As Nature News reports, no arrests were made after the 12-hour standoff, but the University of Milan is planning to press charges against the group responsible, Stop Green Hill (the name is a reference to an Italian dog-breeding facility the activists are opposed to).
The Milan facility is used to experiment on genetically altered animals for research into autism, schizophrenia, and other psychiatric disorders.
During the raid, and as hundreds of animal-rights sympathizers demonstrated outside, five individuals made their way into the facility, likely with an illegally acquired electronic card.
Alison Abbott tells us more:
They pried open the reinforced doors of the facility on the fourth floor, and two of them chained themselves by the neck to the main double doors such that any attempt to open the doors could have endangered their lives.
They posted pictures of themselves on their organisation’s website, where they also declared that they would stay for as long as it took to get agreement to leave with all the animals. The facility hosts around 800 animals, mostly genetically modified mice but also some rabbits, according to Martino Bolognesi, a structural biologist at the university. The activists had brought supplies of food and sleeping bags.
Here's the video taken by Stop Green Hill:
And what the demonstration outside the facility looked like:
Some of the mice that were taken are “delicate mutants” and immunosuppressed “nude” mice that will most assuredly die outside of the lab’s controlled environment. Moreover, because many of these animals are models for psychiatric conditions, they may also be suffering from undue psychological stress (though a case could also be made for the opposite).
Stop Green Hill issued an official statement to explain its actions (translation by Google):
With this unprecedented action we want to document the conditions in which animals live and experiments that are conducted, showing them to the whole society with photographs and films; give visibility to the problem of vivisection and the places where it is practiced, thus giving a name also those who practice it, to start a peaceful siege inside and in front of the laboratory with the request that the animals are released and that the Ministry and the Palaces put an end to the false promises and truly start to take steps towards the abolition of animal testing.
The researchers say that "vivisection" is not practiced at the facility, but that they're conducting "basic research aimed at discovery of therapies for diseases that are incurable and severely disabling that plague our society."
Here’s how the Italian Researchers responded (translation by Google):
The damage done is difficult to quantify, but it’s in the order of hundreds of thousands of euro...it goes far beyond the loss of animals illegally removed...they took the cards to all the cages, making it no longer possible to identify the animals thus sending in smoke the work of years of scientific research and its funding...[our] research focuses largely on diseases of the nervous system, for which there is a desperate need of care, which is currently not available: autism, Parkinson's disease, Alzheimer's, Multiple Sclerosis, Amyotrophic Lateral Sclerosis, Prader-Willi syndrome, nicotine addiction, and our research is funded by national and international bodies including Telethon, AIRC, NIDA, Cariplo Foundation, Fondazione Mariani, Multiple Sclerosis Foundation, European Community, the Ministry of Research, Ministry of Health, Region Lombardy.

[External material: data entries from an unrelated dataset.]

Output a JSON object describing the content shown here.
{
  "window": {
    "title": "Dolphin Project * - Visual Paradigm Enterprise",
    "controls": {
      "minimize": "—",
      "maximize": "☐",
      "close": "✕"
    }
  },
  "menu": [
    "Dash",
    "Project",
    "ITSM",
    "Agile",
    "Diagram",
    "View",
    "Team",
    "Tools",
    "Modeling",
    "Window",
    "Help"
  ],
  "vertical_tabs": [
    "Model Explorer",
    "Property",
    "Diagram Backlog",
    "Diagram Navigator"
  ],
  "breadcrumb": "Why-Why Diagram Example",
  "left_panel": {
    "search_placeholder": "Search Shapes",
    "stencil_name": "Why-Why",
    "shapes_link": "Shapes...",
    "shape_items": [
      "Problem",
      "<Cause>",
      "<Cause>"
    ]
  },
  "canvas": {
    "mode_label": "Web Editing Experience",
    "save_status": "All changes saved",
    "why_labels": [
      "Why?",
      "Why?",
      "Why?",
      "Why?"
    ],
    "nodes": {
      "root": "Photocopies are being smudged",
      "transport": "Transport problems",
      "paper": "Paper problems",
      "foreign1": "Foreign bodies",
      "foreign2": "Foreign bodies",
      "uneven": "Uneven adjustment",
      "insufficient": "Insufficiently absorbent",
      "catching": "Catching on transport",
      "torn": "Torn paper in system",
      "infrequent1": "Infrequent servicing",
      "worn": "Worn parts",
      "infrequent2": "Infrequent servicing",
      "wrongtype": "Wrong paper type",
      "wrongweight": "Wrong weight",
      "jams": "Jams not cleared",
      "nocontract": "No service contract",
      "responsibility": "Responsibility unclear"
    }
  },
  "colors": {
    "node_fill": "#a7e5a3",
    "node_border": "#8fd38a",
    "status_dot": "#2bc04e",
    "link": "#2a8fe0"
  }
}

The loans are obtained through rigorous evaluation processes and results are published in top international journals in the field.

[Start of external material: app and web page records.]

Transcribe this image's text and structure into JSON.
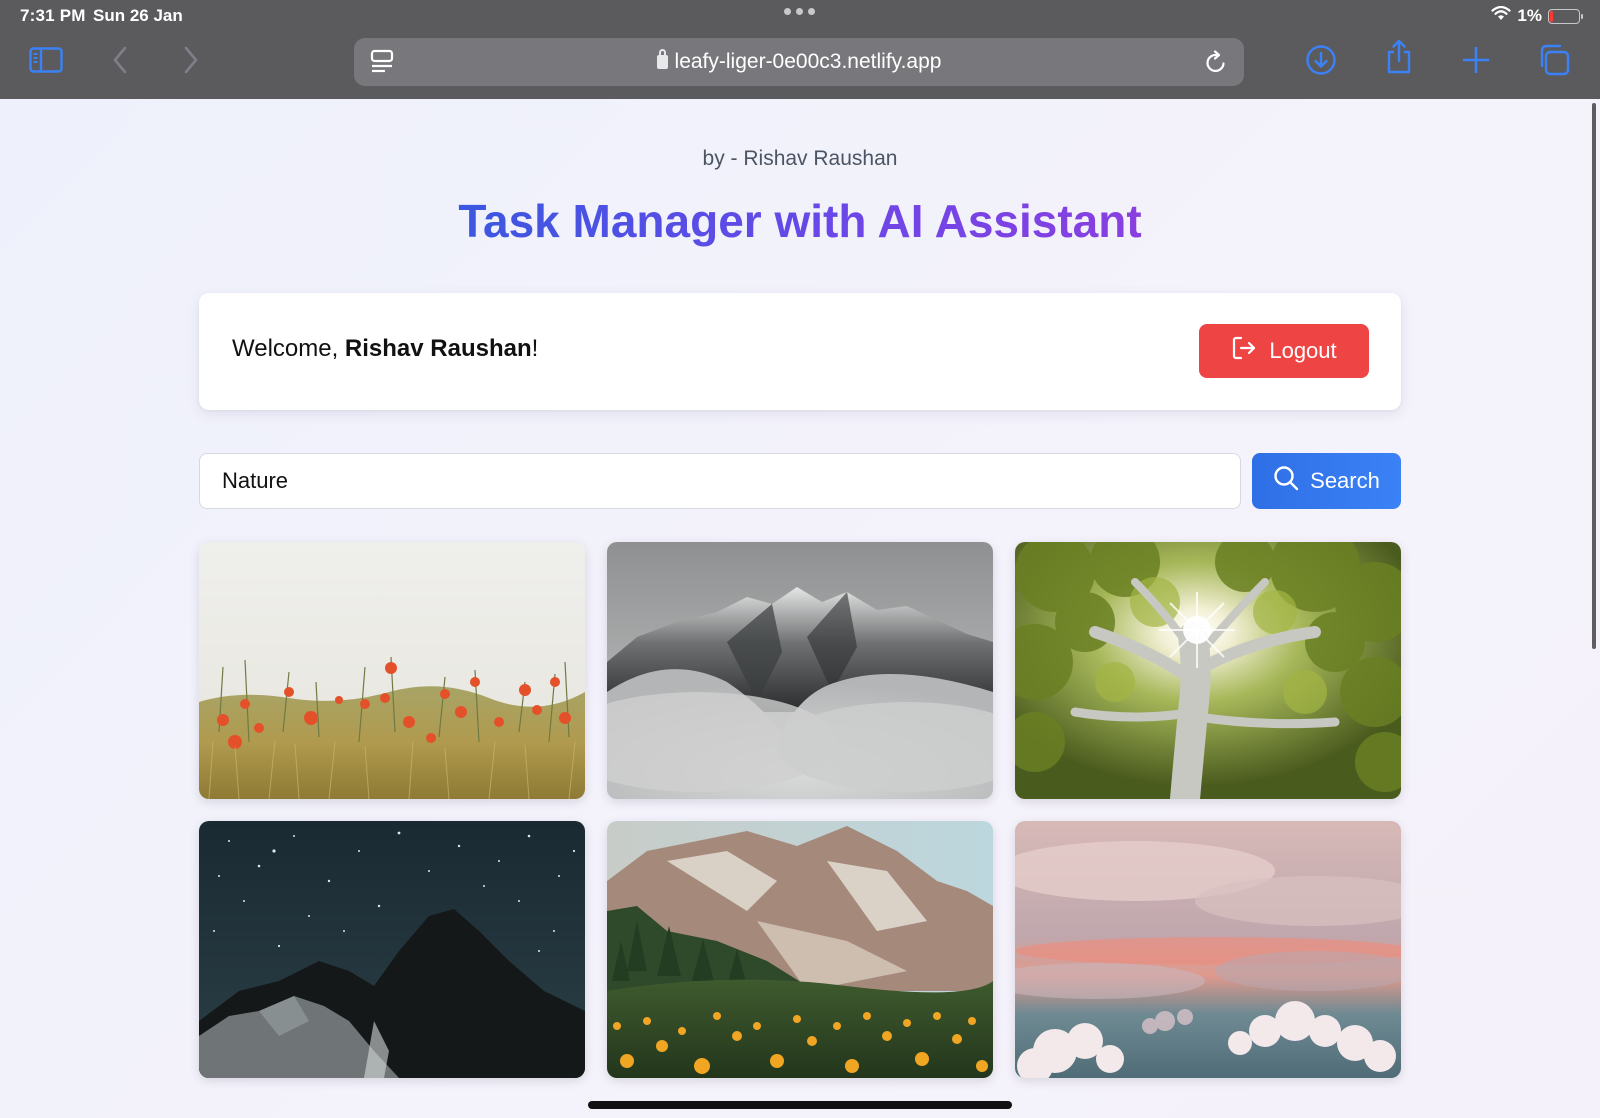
{
  "status_bar": {
    "time": "7:31 PM",
    "date": "Sun 26 Jan",
    "battery": "1%",
    "icons": [
      "wifi-icon",
      "battery-icon"
    ]
  },
  "browser": {
    "url": "leafy-liger-0e00c3.netlify.app",
    "toolbar_icons": [
      "sidebar-icon",
      "back-icon",
      "forward-icon",
      "reader-icon",
      "reload-icon",
      "download-icon",
      "share-icon",
      "plus-icon",
      "tabs-icon"
    ],
    "accent_color": "#3b82f6"
  },
  "header": {
    "byline": "by - Rishav Raushan",
    "title": "Task Manager with AI Assistant"
  },
  "welcome": {
    "greeting": "Welcome, ",
    "user_name": "Rishav Raushan",
    "suffix": "!",
    "logout_label": "Logout",
    "logout_color": "#ef4444"
  },
  "search": {
    "value": "Nature",
    "button_label": "Search",
    "button_color": "#3b82f6"
  },
  "gallery": {
    "images": [
      {
        "subject": "poppy field"
      },
      {
        "subject": "misty mountain peak"
      },
      {
        "subject": "tree canopy with sun"
      },
      {
        "subject": "night sky over mountains"
      },
      {
        "subject": "alpine meadow with flowers"
      },
      {
        "subject": "clouds at sunset"
      }
    ]
  }
}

The incident on Saturday creates a precedent of unprecedented severity. Animal rights activists have claimed the right to block the research approved by the competent offices of the Ministry of Research, conducted in accordance with all national and international standards on the treatment of experimental animals, financed by public authorities but also by non-profit foundations, the latter supported by donations of generous citizens interested in public health. The enclosures of the Department of medical biotechnology and translational medicine meet all the requirements of the applicable European legislation, and animals (mice, rats and rabbits, bred for the sole purposes of research and unable to survive in the environment different from that of the laboratory) are maintained with the utmost care.

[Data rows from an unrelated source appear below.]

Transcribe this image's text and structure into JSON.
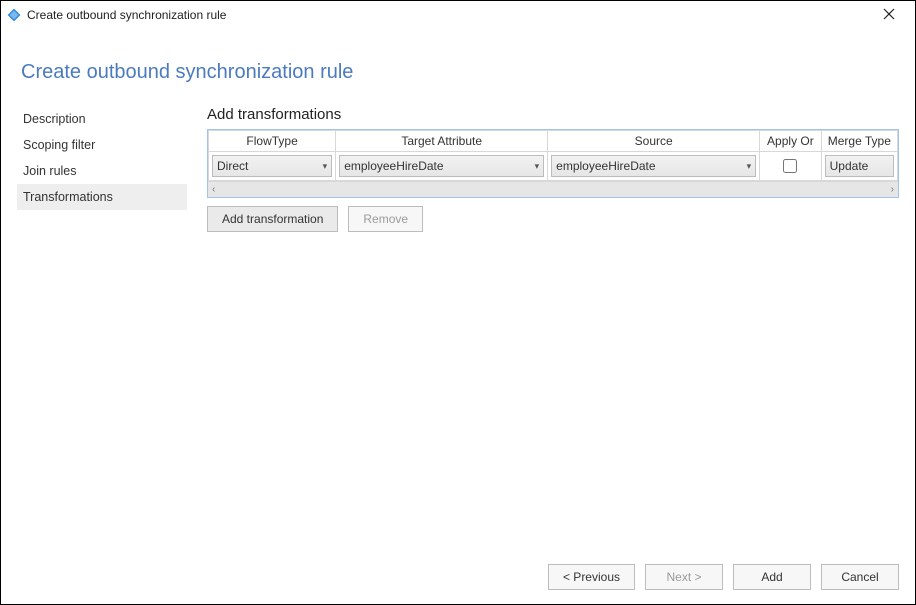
{
  "window": {
    "title": "Create outbound synchronization rule"
  },
  "page": {
    "heading": "Create outbound synchronization rule"
  },
  "sidebar": {
    "items": [
      {
        "label": "Description"
      },
      {
        "label": "Scoping filter"
      },
      {
        "label": "Join rules"
      },
      {
        "label": "Transformations"
      }
    ],
    "selectedIndex": 3
  },
  "main": {
    "section_title": "Add transformations",
    "columns": {
      "flowtype": "FlowType",
      "target": "Target Attribute",
      "source": "Source",
      "apply": "Apply Or",
      "merge": "Merge Type"
    },
    "rows": [
      {
        "flowtype": "Direct",
        "target": "employeeHireDate",
        "source": "employeeHireDate",
        "applyOnce": false,
        "merge": "Update"
      }
    ],
    "buttons": {
      "add_transformation": "Add transformation",
      "remove": "Remove"
    }
  },
  "footer": {
    "previous": "< Previous",
    "next": "Next >",
    "add": "Add",
    "cancel": "Cancel"
  }
}
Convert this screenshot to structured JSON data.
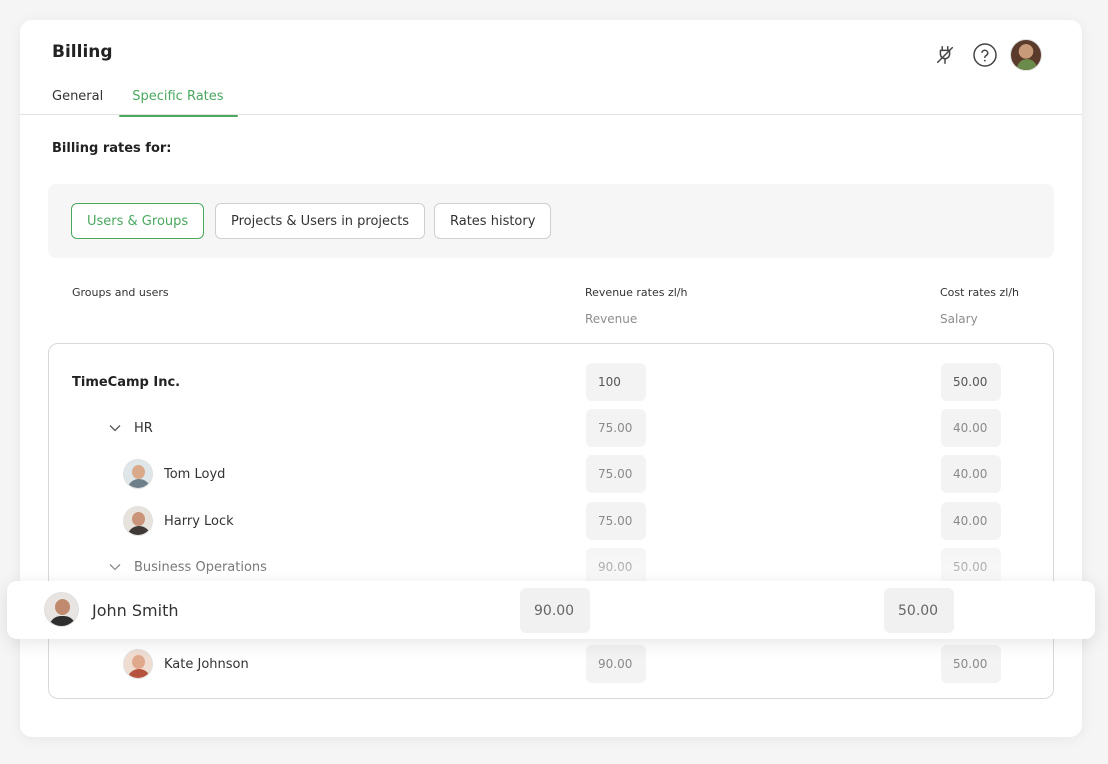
{
  "header": {
    "title": "Billing",
    "tabs": [
      {
        "label": "General",
        "active": false
      },
      {
        "label": "Specific Rates",
        "active": true
      }
    ],
    "icons": [
      "plug-icon",
      "help-icon",
      "user-avatar"
    ]
  },
  "billing_rates_label": "Billing rates for:",
  "filters": [
    {
      "label": "Users & Groups",
      "active": true
    },
    {
      "label": "Projects & Users in projects",
      "active": false
    },
    {
      "label": "Rates history",
      "active": false
    }
  ],
  "columns": {
    "name": "Groups and users",
    "revenue": "Revenue rates zl/h",
    "revenue_sub": "Revenue",
    "cost": "Cost rates zl/h",
    "cost_sub": "Salary"
  },
  "rows": [
    {
      "name": "TimeCamp Inc.",
      "type": "org",
      "revenue": "100",
      "cost": "50.00"
    },
    {
      "name": "HR",
      "type": "group",
      "revenue": "75.00",
      "cost": "40.00"
    },
    {
      "name": "Tom Loyd",
      "type": "user",
      "revenue": "75.00",
      "cost": "40.00"
    },
    {
      "name": "Harry Lock",
      "type": "user",
      "revenue": "75.00",
      "cost": "40.00"
    },
    {
      "name": "Business Operations",
      "type": "group",
      "revenue": "90.00",
      "cost": "50.00"
    },
    {
      "name": "Kate Johnson",
      "type": "user",
      "revenue": "90.00",
      "cost": "50.00"
    }
  ],
  "highlighted_row": {
    "name": "John Smith",
    "revenue": "90.00",
    "cost": "50.00"
  },
  "colors": {
    "accent": "#4aa85f",
    "text": "#2b2b2b",
    "muted": "#8d8d8d"
  }
}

It’s true that animal testing represents a delicate ethical problem; public awareness about this problem has led to the adoption in recent years of the legislation regulating the use of animals in research, resulting in a huge improvement of housing conditions and with the elimination of unnecessary suffering which they may be subjected. However, it is equally undeniable that the great advances in medicine and the development of therapeutics, has only been possible through the use of laboratory animals, you will need to use also desirable for future developments.
The researchers say it could take up to one year for a team of three scientists to build up the colonies of mouse models of different psychiatric diseases.